In this paper we have presented near infrared observations of DR 18, a faint HII region in the Cygnus X molecular complex. The ionizing star is found to have an early B spectral type from both photometry and spectroscopy. Many lightly obscured stars in the imaged area occupy the area of the , diagram that indicates the presence of considerable amounts of circumstellar material, suggesting that the ionizing star is the brightest member of a loose aggregate of young stars.
The near-infrared morphology of the nebula in the K band is markedly different from that at visible wavelengths, being dominated by a bright, thick arc. Near the position of the central star, a crescent-shaped peak in the emission is seen, most prominently in the bands containing recombination emission lines from hydrogen. This peak is also observed in aperture synthesis observations in the centimeter radio continuum. By considering the emission as seen in different narrow bands, we conclude that the arc nebula actually traces a photodissociation region, with most of the emission being produced by small grains transiently heated to high temperatures by the central star. The photodissociation region is the interface between a faint HII region ionized by the central star, and a nearby molecular cloud, in which the central star was probably born. The HII region is produced by the Lyman continuum flux of the central star as it dissociates and ionizes the molecular gas.
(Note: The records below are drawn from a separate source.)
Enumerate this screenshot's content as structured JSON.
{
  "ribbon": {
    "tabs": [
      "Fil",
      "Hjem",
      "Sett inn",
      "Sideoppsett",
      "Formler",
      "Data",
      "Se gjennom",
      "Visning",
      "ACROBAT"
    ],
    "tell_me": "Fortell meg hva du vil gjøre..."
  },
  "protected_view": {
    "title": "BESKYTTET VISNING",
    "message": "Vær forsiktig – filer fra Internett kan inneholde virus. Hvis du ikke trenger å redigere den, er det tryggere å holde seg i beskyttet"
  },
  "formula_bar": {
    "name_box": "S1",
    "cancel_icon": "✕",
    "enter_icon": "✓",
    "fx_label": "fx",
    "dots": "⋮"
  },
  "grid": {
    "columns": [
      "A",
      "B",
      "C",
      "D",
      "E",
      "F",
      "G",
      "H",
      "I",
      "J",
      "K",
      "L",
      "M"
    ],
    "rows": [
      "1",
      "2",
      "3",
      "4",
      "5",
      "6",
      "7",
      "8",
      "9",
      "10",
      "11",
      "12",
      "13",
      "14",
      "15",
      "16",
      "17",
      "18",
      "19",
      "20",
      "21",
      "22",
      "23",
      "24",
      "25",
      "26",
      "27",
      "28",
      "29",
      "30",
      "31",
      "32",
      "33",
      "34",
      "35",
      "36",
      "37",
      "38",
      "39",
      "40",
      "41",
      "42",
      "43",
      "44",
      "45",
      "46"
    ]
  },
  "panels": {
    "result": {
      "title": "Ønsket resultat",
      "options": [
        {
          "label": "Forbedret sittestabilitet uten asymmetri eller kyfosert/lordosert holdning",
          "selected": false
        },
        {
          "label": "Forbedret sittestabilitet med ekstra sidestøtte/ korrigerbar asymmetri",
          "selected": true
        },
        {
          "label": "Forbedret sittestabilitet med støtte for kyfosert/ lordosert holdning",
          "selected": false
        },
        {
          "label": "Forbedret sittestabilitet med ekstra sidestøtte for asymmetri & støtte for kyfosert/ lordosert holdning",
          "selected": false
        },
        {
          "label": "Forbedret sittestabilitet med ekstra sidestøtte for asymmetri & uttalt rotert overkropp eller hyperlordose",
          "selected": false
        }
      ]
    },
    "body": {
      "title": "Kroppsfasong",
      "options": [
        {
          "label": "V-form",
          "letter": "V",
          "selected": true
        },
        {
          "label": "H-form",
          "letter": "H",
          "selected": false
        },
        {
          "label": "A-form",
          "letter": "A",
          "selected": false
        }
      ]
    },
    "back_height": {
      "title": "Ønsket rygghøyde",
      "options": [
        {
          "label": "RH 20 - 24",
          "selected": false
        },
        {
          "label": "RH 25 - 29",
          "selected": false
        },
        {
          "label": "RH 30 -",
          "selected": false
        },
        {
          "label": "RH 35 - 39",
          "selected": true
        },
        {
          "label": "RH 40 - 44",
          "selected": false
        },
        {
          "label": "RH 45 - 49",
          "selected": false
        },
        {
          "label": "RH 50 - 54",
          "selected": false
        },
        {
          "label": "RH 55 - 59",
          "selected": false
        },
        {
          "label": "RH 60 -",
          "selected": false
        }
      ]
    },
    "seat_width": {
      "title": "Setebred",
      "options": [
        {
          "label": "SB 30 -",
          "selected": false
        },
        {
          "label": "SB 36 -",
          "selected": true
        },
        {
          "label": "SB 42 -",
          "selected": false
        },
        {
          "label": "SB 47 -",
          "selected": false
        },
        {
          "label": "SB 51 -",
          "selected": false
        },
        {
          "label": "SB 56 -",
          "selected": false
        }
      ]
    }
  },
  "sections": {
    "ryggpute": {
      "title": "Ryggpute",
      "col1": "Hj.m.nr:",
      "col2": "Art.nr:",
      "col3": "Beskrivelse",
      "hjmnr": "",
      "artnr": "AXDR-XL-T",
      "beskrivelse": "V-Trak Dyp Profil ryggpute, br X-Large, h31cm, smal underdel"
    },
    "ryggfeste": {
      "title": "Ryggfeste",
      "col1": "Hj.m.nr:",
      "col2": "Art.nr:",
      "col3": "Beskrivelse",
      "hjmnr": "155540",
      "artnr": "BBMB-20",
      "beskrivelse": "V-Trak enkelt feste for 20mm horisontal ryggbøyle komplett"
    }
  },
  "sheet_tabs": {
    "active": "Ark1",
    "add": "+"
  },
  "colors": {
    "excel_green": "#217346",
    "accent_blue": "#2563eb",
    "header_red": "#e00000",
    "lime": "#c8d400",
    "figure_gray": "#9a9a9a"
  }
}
The cloud contains an embedded source, IRAS 20333+4102, inconspicuous or invisible in the near infrared. This source does not appear to be playing so far any significant role in the structure and dynamics of the region as observed in the near infrared, and it is probably embedded in the cloud at a depth still unreached by the ionization front.
The ionized gas reaches its peak brightness in the proximity of the central star, on the side of it facing the nebula. The shape of this peak suggests the interaction of a flow of ionized gas away from the molecular cloud with the stellar wind from the star, in a version of the champagne phase of the evolution of a HII region. We have simulated this interaction by means of numerical gasdynamic simulations, and conclude that a density gradient must exist in the molecular cloud in order to produce supersonic velocities inside the cavity digged by the ionizing radiation of the central star. The overall shape of the nebula, and the shape and position of the peak in the emission of ionized gas, are successfully accounted for by this model assuming a density profile of the cloud decreasing with the square of the distance to the center, as is commonly observed in molecular cores. We speculate that IRAS 20333+4102 may be a protostar being born at the center of this core.
DR 18 is an object with a simple geometry, in which the main components of the structure resulting from the erosion of a molecular cloud by a star with moderate ionizing flux can be readily discerned. The ionizing star itself can be easily studied spectroscopically, both in the visible and in the near-infrared. DR 18 thus provides a very useful example for the study of the chemical and dynamical processes taking place when molecular clouds are destroyed by stars at the faint end of the OB class, and it is an excellent target for follow-up multiwavelength observations probing in detail the different components that we have described in this work.
© European Southern Observatory (ESO) 1999
Online publication: September 2, 1999